Our excursions do not disappoint. Before we even set foot on land, we sail through Milford Sound, a fiord in the southwest of New Zealand’s South Island. This gloriously atmospheric region of fog and waterfalls looks like it could have doubled for any prehistoric movie. It’s an unforgettable experience sunbathing on a luxury cruise liner as the backdrop suddenly turns into a scene from a Hollywood dino epic. Had a pterodactyl soared overhead, I would not have been surprised.
“Delights of Auckland”
I discover three sea days is my limit before going a little stir crazy, so by the time we set foot on dry land, it’s a treat to explore moeraki boulders – spherical rocks (or concretions) at Koekohe Beach, in Oamaru (also on the South Island). We later enjoy a visit to a Steampunk HQ. As a huge fan of Victorian-inflected sci-fi and fantasy, this mix of art collaboration and gallery is a genre fan’s dream. Oamaru is glorious place, bursting with artsy/crafty shops, second-hand book stores and terrific eateries.
In the days that follow we also sample the delights of Auckland (Piha Beach, where The Piano was partly filmed), and at the Bay of Islands (our last port day), witness a fantastic Maori song and dance ceremony, and best of all get to row a Maori war canoe. (Top tip: take a waterproof camera).
The whole thing is obviously not a cheap experience, but it’s worth every penny, and cruising to assorted ports around New Zealand is a lot more fun and stress-free than driving. It doesn’t hurt that we get to enjoy some terrific on-board entertainment, including Steve Larkins’ ‘Mercury Rising’, the best Queen/Freddie Mercury comedy tribute act I’ve seen.

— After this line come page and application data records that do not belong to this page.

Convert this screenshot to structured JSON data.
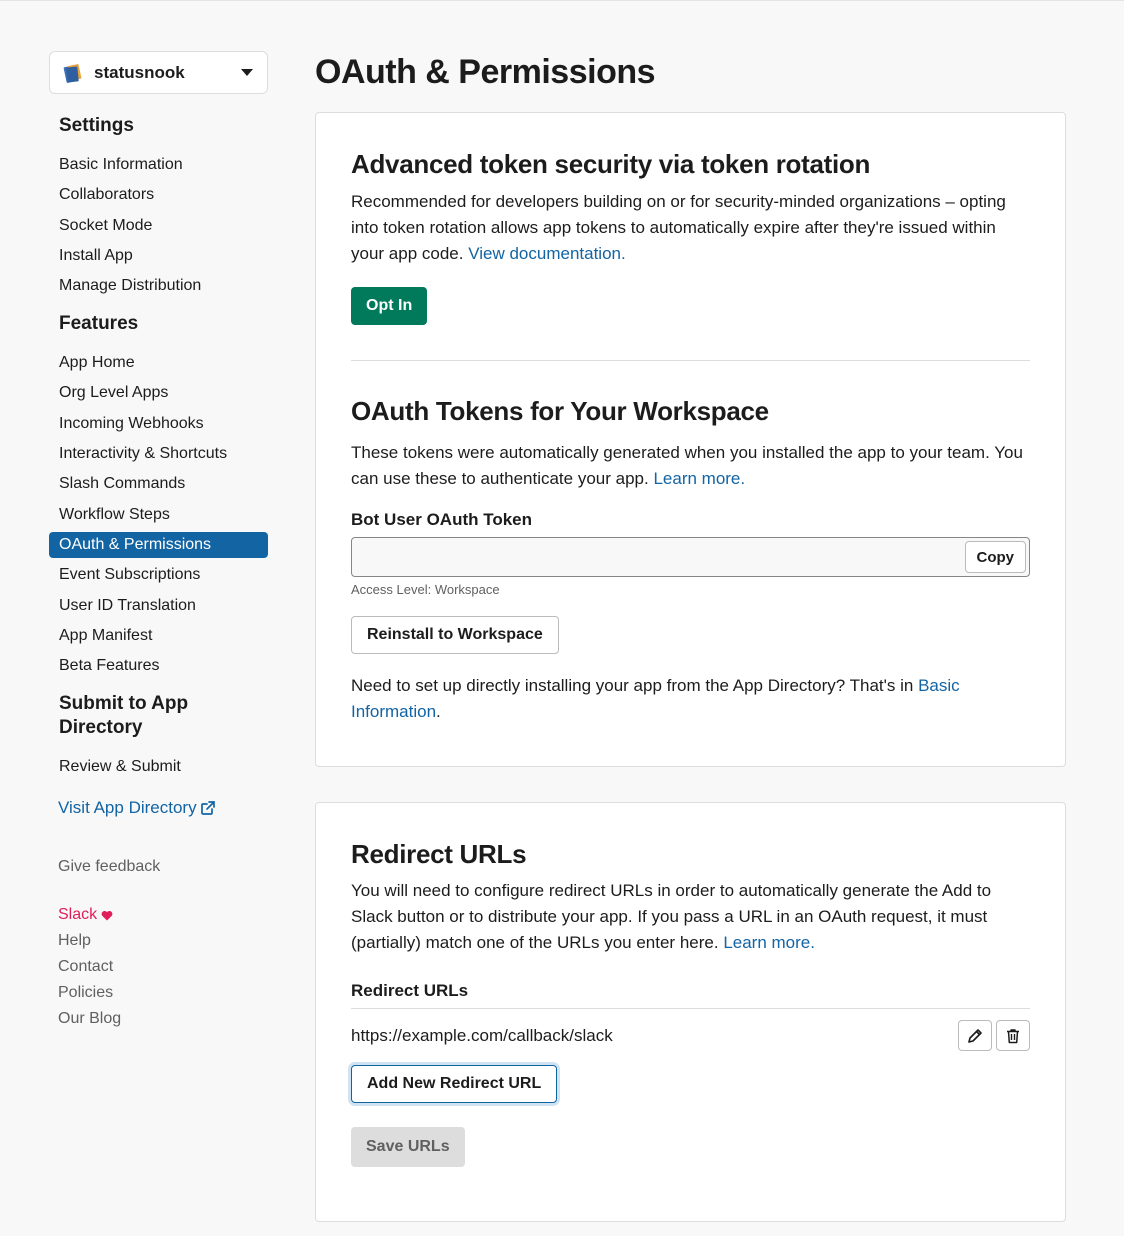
{
  "sidebar": {
    "app_name": "statusnook",
    "settings_heading": "Settings",
    "settings_items": [
      "Basic Information",
      "Collaborators",
      "Socket Mode",
      "Install App",
      "Manage Distribution"
    ],
    "features_heading": "Features",
    "features_items": [
      "App Home",
      "Org Level Apps",
      "Incoming Webhooks",
      "Interactivity & Shortcuts",
      "Slash Commands",
      "Workflow Steps",
      "OAuth & Permissions",
      "Event Subscriptions",
      "User ID Translation",
      "App Manifest",
      "Beta Features"
    ],
    "active_item": "OAuth & Permissions",
    "submit_heading_line1": "Submit to App",
    "submit_heading_line2": "Directory",
    "submit_items": [
      "Review & Submit"
    ],
    "visit_link": "Visit App Directory",
    "feedback": "Give feedback",
    "footer": {
      "slack": "Slack",
      "help": "Help",
      "contact": "Contact",
      "policies": "Policies",
      "blog": "Our Blog"
    }
  },
  "page": {
    "title": "OAuth & Permissions"
  },
  "token_rotation": {
    "heading": "Advanced token security via token rotation",
    "description": "Recommended for developers building on or for security-minded organizations – opting into token rotation allows app tokens to automatically expire after they're issued within your app code.",
    "doc_link": "View documentation.",
    "opt_in_label": "Opt In"
  },
  "oauth_tokens": {
    "heading": "OAuth Tokens for Your Workspace",
    "description": "These tokens were automatically generated when you installed the app to your team. You can use these to authenticate your app.",
    "learn_more": "Learn more.",
    "bot_token_label": "Bot User OAuth Token",
    "bot_token_value": "",
    "copy_label": "Copy",
    "access_level": "Access Level: Workspace",
    "reinstall_label": "Reinstall to Workspace",
    "directory_note": "Need to set up directly installing your app from the App Directory? That's in",
    "basic_info_link": "Basic Information",
    "period": "."
  },
  "redirect": {
    "heading": "Redirect URLs",
    "description": "You will need to configure redirect URLs in order to automatically generate the Add to Slack button or to distribute your app. If you pass a URL in an OAuth request, it must (partially) match one of the URLs you enter here.",
    "learn_more": "Learn more.",
    "list_label": "Redirect URLs",
    "urls": [
      "https://example.com/callback/slack"
    ],
    "add_label": "Add New Redirect URL",
    "save_label": "Save URLs"
  },
  "colors": {
    "accent": "#1264a3",
    "primary_button": "#007a5a",
    "heart": "#e01e5a"
  }
}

Princess have really upped their game since the last time I sailed with them (on a mini voyage round the UK and Ireland). Just the in-room movies left me a happy punter, not to mention Movies Under the Stars – a top-deck communal experience, which is a must for those who love nothing more than crashing out on a sun-lounger with a bag of popcorn, and soaking up a great film. Oh, and the beds ensure any initial jet lag melts away like many of the delicious ice creams we obtain on the upper deck.
“Soak up the atmosphere”
Okay, there could have been more choices for vegetarians, but that aside the assorted kitchens do a fine job of catering for the thousands of travellers. The room service is also very good, as we discovered on New Year’s Day with a selection of breakfast goodies. Celebrating several New Years within a few hours is one of those experiences we’ll not forget in a hurry. Five of them in total, including Blighty’s new year at midday.
While there’s plenty of recreational activities, from ping pong, basketball and swimming to enjoy, sometimes it’s the simplest which appeal most, such as trivia quizzes in the Princess Live studio area. Being a movie and 007 obsessive, I’m chuffed when I walk off with two back-to-back wins, but there’s plenty of head-scratchers which leave us happy just to soak up the atmosphere.
“Glorious way to travel”
The acid-test for any great holiday is would we do it all again? Well, we’d go via LA, Dubai or Singapore next time for the variety, but in terms of the cruise, a repeat excursion would be a dream revisit in a few years.
As intriguing as ITV’s The Cruise is, telly cameras don’t really do the Majestic Princess justice. It’s a glorious way to travel, beautifully designed, and little wonder passengers (such as us) bond with it as they trek from port to port.
In short: it’s one cruise to rule them all.
13 days on the Majestic Princess are from £998 per person (based on two guests sharing an